A Useful Mnemonic Device
Not to detract in any way from what Rob has said, let me offer a little mnemonic trick I learned as a kid and which has always served to distinguish the two words:
- An immigrant is an in-migrant, someone who has migrated in to somewhere else. You remember it because in goes with imm-.
- An emigrant is an out-migrant, someone who has migrated out from somewhere else.
The exact reason here is because although in for in works, Latin didn’t use out to mean the opposite of in. It instead used ex, which in compounds like this is represented just by e- alone. More specifically, both words derive directly from Latin, which had paired verbs:
- Latin immigrāre meaning to immigrate in English, originally from im- in + migrāre, to migrate.
- Latin ēmigrāre meaning to emigrate in English, originally from ē- out + migrāre, to migrate.
The same mnemonic device works for the verbs that worked for the nouns
- To immigrate is to migrate in.
- To emigrate is to migrate out.
There are a bunch of related terms to each of these. From the OED, we have these three sets:
immigr-: immigrant, immigrate, immigrated, immigration, immigrator, immigratory.
emigr-: emigrant, emigrate, emigrated, emigrating, emigration, emigrational, emigrationist, emigrator, emigratory, émigré.
migrat-: migrate, migrated, migrater, migrating, migration, Migration Age, migrational, migrationism, migrationist, migration myth, migration path, Migration Period, migration-station, Migration style, migrative, migrator, migratorial, migratory, migratory labour, migratory locust, migratory thrush,
Obviously, the migrat- prefixed words are the most abundant, but there are more emi- prefixed words than you may realize.
Qu’est-ce que c’est?

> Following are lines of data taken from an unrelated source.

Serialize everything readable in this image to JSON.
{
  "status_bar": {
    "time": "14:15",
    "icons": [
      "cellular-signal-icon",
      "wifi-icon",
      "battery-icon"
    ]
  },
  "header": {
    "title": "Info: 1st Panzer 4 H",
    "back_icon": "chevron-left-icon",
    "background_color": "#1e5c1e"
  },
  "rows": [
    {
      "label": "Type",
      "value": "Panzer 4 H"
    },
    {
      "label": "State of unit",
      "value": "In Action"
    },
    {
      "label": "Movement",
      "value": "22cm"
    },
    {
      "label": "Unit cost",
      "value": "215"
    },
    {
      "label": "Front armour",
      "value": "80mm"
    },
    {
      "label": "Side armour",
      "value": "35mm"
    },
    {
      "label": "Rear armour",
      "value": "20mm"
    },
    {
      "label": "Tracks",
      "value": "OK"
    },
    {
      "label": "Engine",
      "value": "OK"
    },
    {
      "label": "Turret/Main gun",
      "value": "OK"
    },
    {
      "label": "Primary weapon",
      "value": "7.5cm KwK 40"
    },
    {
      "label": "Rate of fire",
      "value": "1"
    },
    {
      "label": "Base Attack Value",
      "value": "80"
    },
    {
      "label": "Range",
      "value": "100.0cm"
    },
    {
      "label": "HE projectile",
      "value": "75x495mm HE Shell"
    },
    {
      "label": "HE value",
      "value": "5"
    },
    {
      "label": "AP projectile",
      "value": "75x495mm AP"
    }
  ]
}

The odd one out in those lists is the one that’s written with diacritics: émigré. Those acute accent marks give away that this a word that took a French holiday while en route to us from Latin. It’s still an emigrant, but a particular kind of emigrant and not just any one one.
Émigré came from the past participle of the verb émigrer in French, which simply meant to emigrate there. Per the OED, an émigré is a noun used either for a Frenchman in specific, or by transference — and I think, now much more commonly — for:
An emigrant of any nationality, esp. a political exile.
Its English pronunciation is
Wikipedia expands on this definition, giving a bit of context to help tell all these words part:
Émigré is a French term that literally refers to a person who has “migrated out”, but often carries a connotation of political or social self-exile. [. . .] Whereas emigrants have likely chosen to leave one place and become immigrants in a different clime, not usually expecting to return, émigrés see exile as a temporary expedient forced on them by political circumstances. Émigré circles often arouse suspicion as breeding-grounds for plots and counter-revolution.
Just remember that with all these words, imm- means in and em- means out, and you’ll always keep them cleanly separated in your mind.